-- Description of the task --
The answer should consist of every line in the material below that has the word "likes".
......
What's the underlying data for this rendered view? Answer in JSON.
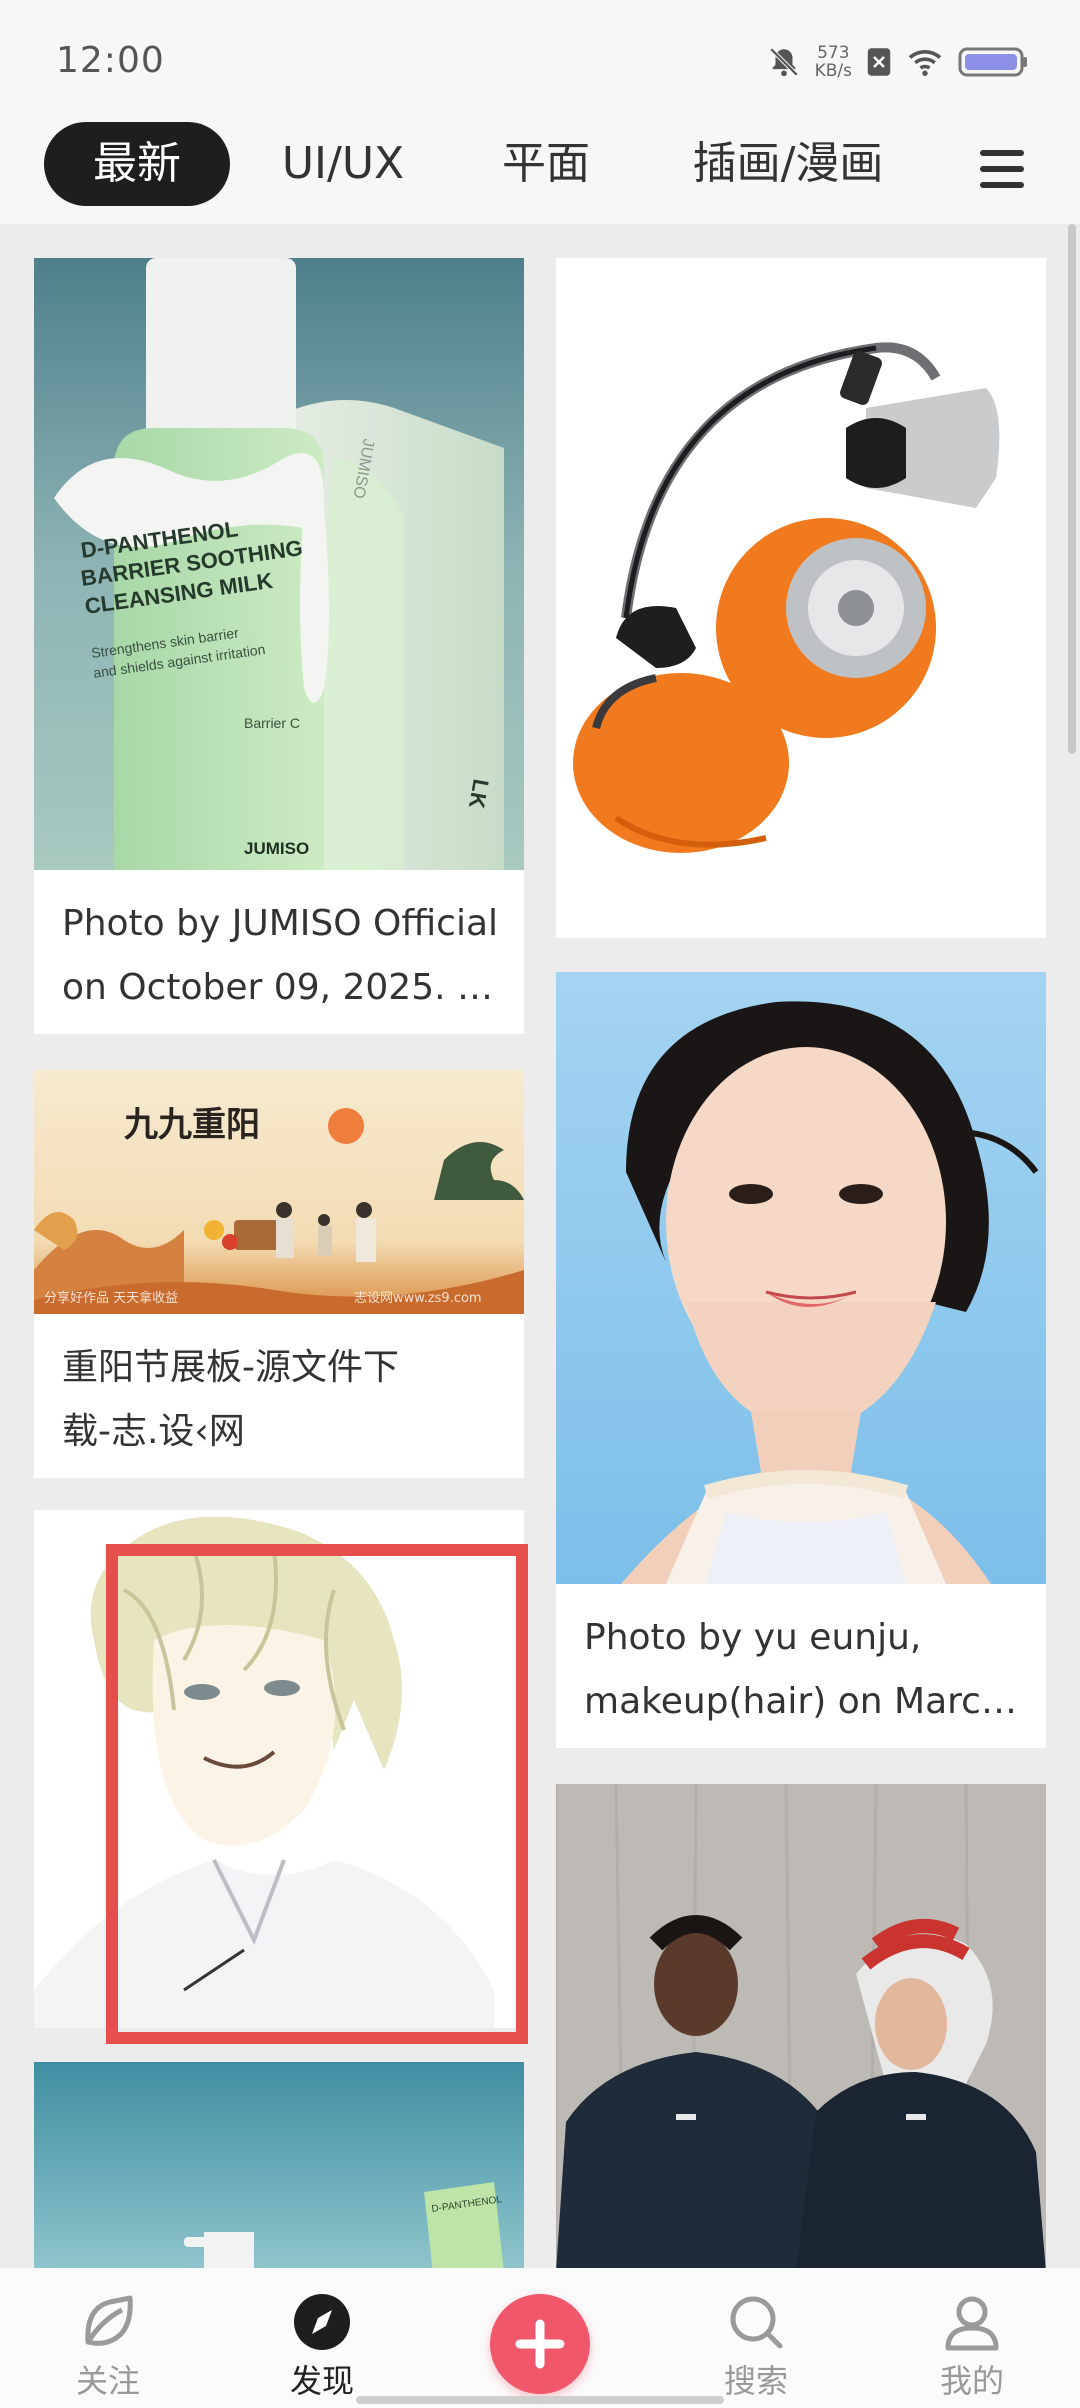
{
  "status_bar": {
    "time": "12:00",
    "net_speed_value": "573",
    "net_speed_unit": "KB/s",
    "icons": [
      "bell-muted-icon",
      "sim-x-icon",
      "wifi-icon",
      "battery-icon"
    ]
  },
  "tabs": [
    {
      "label": "最新",
      "active": true
    },
    {
      "label": "UI/UX",
      "active": false
    },
    {
      "label": "平面",
      "active": false
    },
    {
      "label": "插画/漫画",
      "active": false
    }
  ],
  "feed": {
    "left": [
      {
        "caption_line1": "Photo by JUMISO Official",
        "caption_line2": "on October 09, 2025. …",
        "image": "skincare-bottles-photo",
        "brand_text": "JUMISO",
        "product_text": "D-PANTHENOL BARRIER SOOTHING CLEANSING MILK"
      },
      {
        "caption_line1": "重阳节展板-源文件下",
        "caption_line2": "载-志.设‹网",
        "image": "chinese-festival-banner",
        "banner_title": "九九重阳"
      },
      {
        "image": "anime-character-illustration"
      },
      {
        "image": "skincare-product-photo"
      }
    ],
    "right": [
      {
        "image": "orange-headphones-photo"
      },
      {
        "caption_line1": "Photo by yu eunju,",
        "caption_line2": "makeup(hair) on March…",
        "image": "woman-portrait-photo"
      },
      {
        "image": "two-men-hoodies-photo"
      }
    ]
  },
  "bottom_nav": {
    "items": [
      {
        "label": "关注",
        "icon": "leaf-icon"
      },
      {
        "label": "发现",
        "icon": "compass-icon",
        "active": true
      },
      {
        "label": "",
        "icon": "add-icon"
      },
      {
        "label": "搜索",
        "icon": "search-icon"
      },
      {
        "label": "我的",
        "icon": "user-icon"
      }
    ]
  },
  "colors": {
    "accent": "#f0576a",
    "highlight": "#e6504c",
    "tab_active_bg": "#1e1e1e"
  }
}
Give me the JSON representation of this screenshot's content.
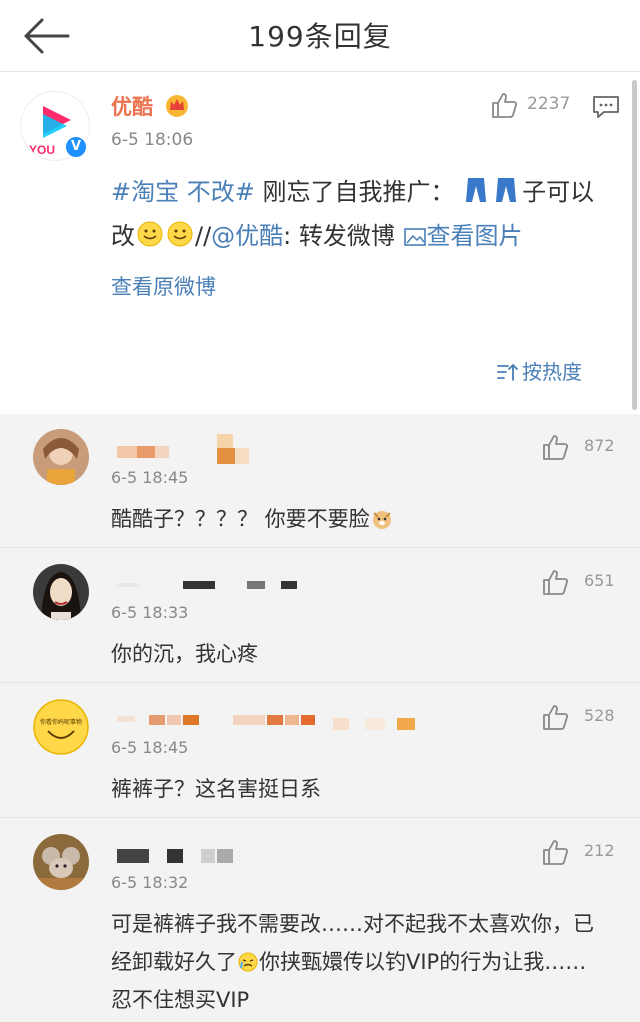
{
  "header": {
    "title": "199条回复",
    "back_icon": "arrow-left-icon"
  },
  "post": {
    "author": "优酷",
    "avatar_text": "YOU",
    "verified_mark": "V",
    "time": "6-5 18:06",
    "likes": "2237",
    "text": {
      "hashtag": "#淘宝 不改#",
      "part1": " 刚忘了自我推广：",
      "part2": "子可以",
      "part3": "改",
      "separator": "//",
      "mention": "@优酷",
      "part4": ": 转发微博 ",
      "view_image": "查看图片"
    },
    "view_original": "查看原微博",
    "sort_label": "按热度"
  },
  "comments": [
    {
      "time": "6-5 18:45",
      "likes": "872",
      "text": "酷酷子？？？？ 你要不要脸"
    },
    {
      "time": "6-5 18:33",
      "likes": "651",
      "text": "你的沉，我心疼"
    },
    {
      "time": "6-5 18:45",
      "likes": "528",
      "text": "裤裤子？这名害挺日系",
      "avatar_text": "你看你妈呢事物"
    },
    {
      "time": "6-5 18:32",
      "likes": "212",
      "text_line1": "可是裤裤子我不需要改……对不起我不太喜欢你，已",
      "text_line2a": "经卸载好久了",
      "text_line2b": "你挟甄嬛传以钓VIP的行为让我……",
      "text_line3": "忍不住想买VIP"
    }
  ],
  "colors": {
    "accent_link": "#4a7fb8",
    "author_orange": "#eb7350",
    "comments_bg": "#f3f3f3"
  }
}
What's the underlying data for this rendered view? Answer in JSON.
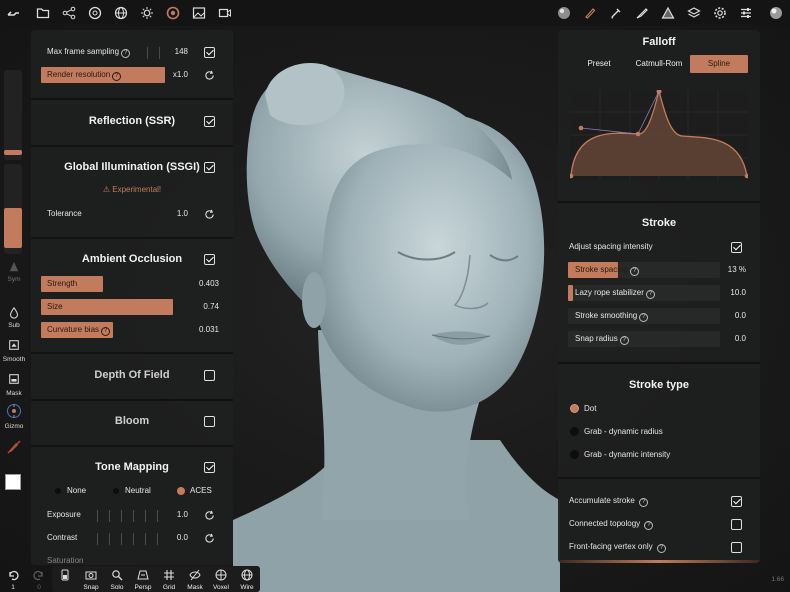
{
  "colors": {
    "accent": "#c27b5c",
    "panel": "#1e1f1f",
    "bg": "#171717"
  },
  "topbar": {
    "left_icons": [
      "wrench-icon",
      "folder-icon",
      "scene-graph-icon",
      "camera-aperture-icon",
      "globe-icon",
      "sun-icon",
      "material-sphere-icon",
      "image-icon",
      "video-icon"
    ],
    "right_icons": [
      "material-preview-icon",
      "brush-icon",
      "pipette-icon",
      "pen-icon",
      "layers-triangle-icon",
      "stack-icon",
      "settings-icon",
      "sliders-icon",
      "matcap-sphere-icon"
    ]
  },
  "left_rail": {
    "sym_label": "Sym",
    "sub_label": "Sub",
    "smooth_label": "Smooth",
    "mask_label": "Mask",
    "gizmo_label": "Gizmo"
  },
  "left_panel": {
    "max_frame": {
      "label": "Max frame sampling",
      "value": "148",
      "checked": true
    },
    "render_res": {
      "label": "Render resolution",
      "value": "x1.0"
    },
    "reflection": {
      "title": "Reflection (SSR)",
      "checked": true
    },
    "gi": {
      "title": "Global Illumination (SSGI)",
      "checked": true,
      "warning": "Experimental!",
      "tolerance_label": "Tolerance",
      "tolerance_value": "1.0"
    },
    "ao": {
      "title": "Ambient Occlusion",
      "checked": true,
      "strength_label": "Strength",
      "strength_value": "0.403",
      "size_label": "Size",
      "size_value": "0.74",
      "curv_label": "Curvature bias",
      "curv_value": "0.031"
    },
    "dof": {
      "title": "Depth Of Field",
      "checked": false
    },
    "bloom": {
      "title": "Bloom",
      "checked": false
    },
    "tone": {
      "title": "Tone Mapping",
      "checked": true,
      "options": [
        "None",
        "Neutral",
        "ACES"
      ],
      "selected": "ACES",
      "exposure_label": "Exposure",
      "exposure_value": "1.0",
      "contrast_label": "Contrast",
      "contrast_value": "0.0",
      "saturation_label": "Saturation"
    }
  },
  "right_panel": {
    "falloff": {
      "title": "Falloff",
      "tabs": [
        "Preset",
        "Catmull-Rom",
        "Spline"
      ],
      "active_tab": "Spline"
    },
    "stroke": {
      "title": "Stroke",
      "adjust_label": "Adjust spacing intensity",
      "adjust_checked": true,
      "spacing_label": "Stroke spacing",
      "spacing_value": "13 %",
      "lazy_label": "Lazy rope stabilizer",
      "lazy_value": "10.0",
      "smoothing_label": "Stroke smoothing",
      "smoothing_value": "0.0",
      "snap_label": "Snap radius",
      "snap_value": "0.0"
    },
    "stroke_type": {
      "title": "Stroke type",
      "options": [
        "Dot",
        "Grab - dynamic radius",
        "Grab - dynamic intensity"
      ],
      "selected": "Dot"
    },
    "options": {
      "accumulate_label": "Accumulate stroke",
      "accumulate_checked": true,
      "connected_label": "Connected topology",
      "connected_checked": false,
      "frontfacing_label": "Front-facing vertex only",
      "frontfacing_checked": false
    }
  },
  "bottombar": {
    "undo_count": "1",
    "redo_count": "0",
    "items": [
      "Snap",
      "Solo",
      "Persp",
      "Grid",
      "Mask",
      "Voxel",
      "Wire"
    ]
  },
  "version": "1.66"
}
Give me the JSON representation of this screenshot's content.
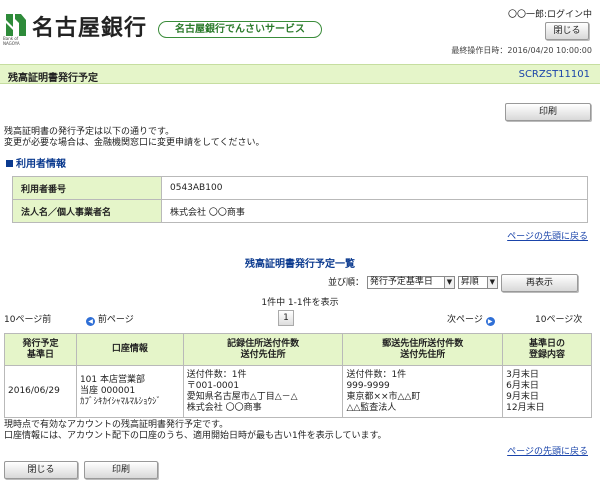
{
  "header": {
    "bank_name": "名古屋銀行",
    "logo_sub_1": "Bank of",
    "logo_sub_2": "NAGOYA",
    "service_name": "名古屋銀行でんさいサービス",
    "user_status": "〇〇一郎:ログイン中",
    "close_label": "閉じる",
    "last_operation": "最終操作日時：2016/04/20 10:00:00",
    "brand_color": "#2a7a2a",
    "logo_color": "#2e8b3a"
  },
  "title_bar": {
    "title": "残高証明書発行予定",
    "screen_code": "SCRZST11101"
  },
  "toolbar": {
    "print_label": "印刷"
  },
  "intro": {
    "line1": "残高証明書の発行予定は以下の通りです。",
    "line2": "変更が必要な場合は、金融機関窓口に変更申請をしてください。"
  },
  "user_info": {
    "section_title": "利用者情報",
    "rows": [
      {
        "label": "利用者番号",
        "value": "0543AB100"
      },
      {
        "label": "法人名／個人事業者名",
        "value": "株式会社 〇〇商事"
      }
    ]
  },
  "links": {
    "to_top": "ページの先頭に戻る"
  },
  "list": {
    "title": "残高証明書発行予定一覧",
    "sort_label": "並び順：",
    "sort_key": "発行予定基準日",
    "sort_order": "昇順",
    "redisplay_label": "再表示",
    "count_text": "1件中 1-1件を表示",
    "pager": {
      "prev10": "10ページ前",
      "prev": "前ページ",
      "current_page": "1",
      "next": "次ページ",
      "next10": "10ページ次"
    },
    "columns": [
      [
        "発行予定",
        "基準日"
      ],
      [
        "口座情報"
      ],
      [
        "記録住所送付件数",
        "送付先住所"
      ],
      [
        "郵送先住所送付件数",
        "送付先住所"
      ],
      [
        "基準日の",
        "登録内容"
      ]
    ],
    "rows": [
      {
        "date": "2016/06/29",
        "account": [
          "101 本店営業部",
          "当座 000001",
          "ｶﾌﾞｼｷｶｲｼｬﾏﾙﾏﾙｼｮｳｼﾞ"
        ],
        "record_addr": [
          "送付件数：1件",
          "〒001-0001",
          "愛知県名古屋市△丁目△－△",
          "株式会社 〇〇商事"
        ],
        "mail_addr": [
          "送付件数：1件",
          "999-9999",
          "東京都××市△△町",
          "△△監査法人"
        ],
        "registered": [
          "3月末日",
          "6月末日",
          "9月末日",
          "12月末日"
        ]
      }
    ]
  },
  "notes": {
    "line1": "現時点で有効なアカウントの残高証明書発行予定です。",
    "line2": "口座情報には、アカウント配下の口座のうち、適用開始日時が最も古い1件を表示しています。"
  },
  "footer": {
    "close_label": "閉じる",
    "print_label": "印刷"
  }
}
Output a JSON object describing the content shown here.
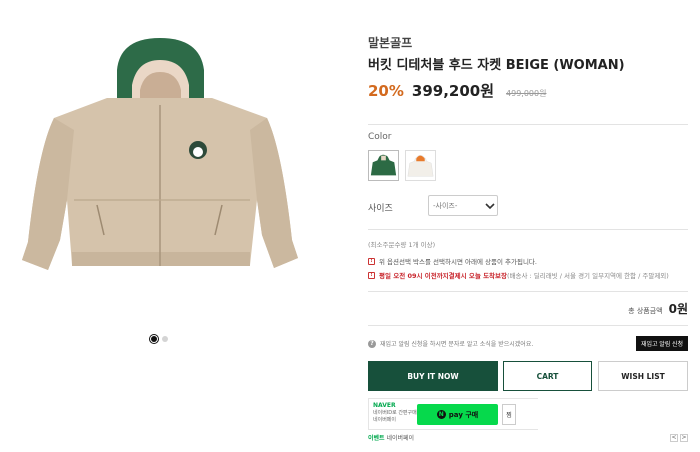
{
  "product": {
    "brand": "말본골프",
    "title": "버킷 디테처블 후드 자켓 BEIGE (WOMAN)",
    "discount": "20%",
    "price": "399,200원",
    "original_price": "499,000원"
  },
  "image": {
    "carousel_count": 2,
    "active_index": 1
  },
  "options": {
    "color_label": "Color",
    "colors": [
      {
        "name": "green-jacket-swatch",
        "hex": "#2c6a44"
      },
      {
        "name": "white-orange-jacket-swatch",
        "hex": "#f2f0ea"
      }
    ],
    "size_label": "사이즈",
    "size_placeholder": "-사이즈-"
  },
  "notes": {
    "min_order": "(최소주문수량 1개 이상)",
    "note1": "위 옵션선택 박스를 선택하시면 아래에 상품이 추가됩니다.",
    "note2_red": "평일 오전 09시 이전까지",
    "note2_red_suffix": " 결제시 오늘 도착보장",
    "note2_grey": " (배송사 : 딜리래빗 / 서울 경기 일부지역에 한함 / 주말제외)"
  },
  "total": {
    "label": "총 상품금액",
    "value": "0원"
  },
  "restock": {
    "info": "재입고 알림 신청을 하시면 문자로 알고 소식을 받으시겠어요.",
    "button": "재입고 알림 신청"
  },
  "buttons": {
    "buy_now": "BUY IT NOW",
    "cart": "CART",
    "wish_list": "WISH LIST"
  },
  "naver": {
    "logo": "NAVER",
    "desc_line1": "네이버ID로 간편구매",
    "desc_line2": "네이버페이",
    "pay_label": "pay 구매",
    "pay_n": "N",
    "jjim": "찜",
    "event_prefix": "이벤트",
    "event_text": " 네이버페이",
    "pager_prev": "<",
    "pager_next": ">"
  },
  "colors": {
    "accent_green": "#17503b",
    "discount_orange": "#d36a1f",
    "npay_green": "#06d94c"
  }
}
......
-- Result of the task --
    "likes": "2237",
      "likes": "872",
      "likes": "651",
      "likes": "528",
      "likes": "212",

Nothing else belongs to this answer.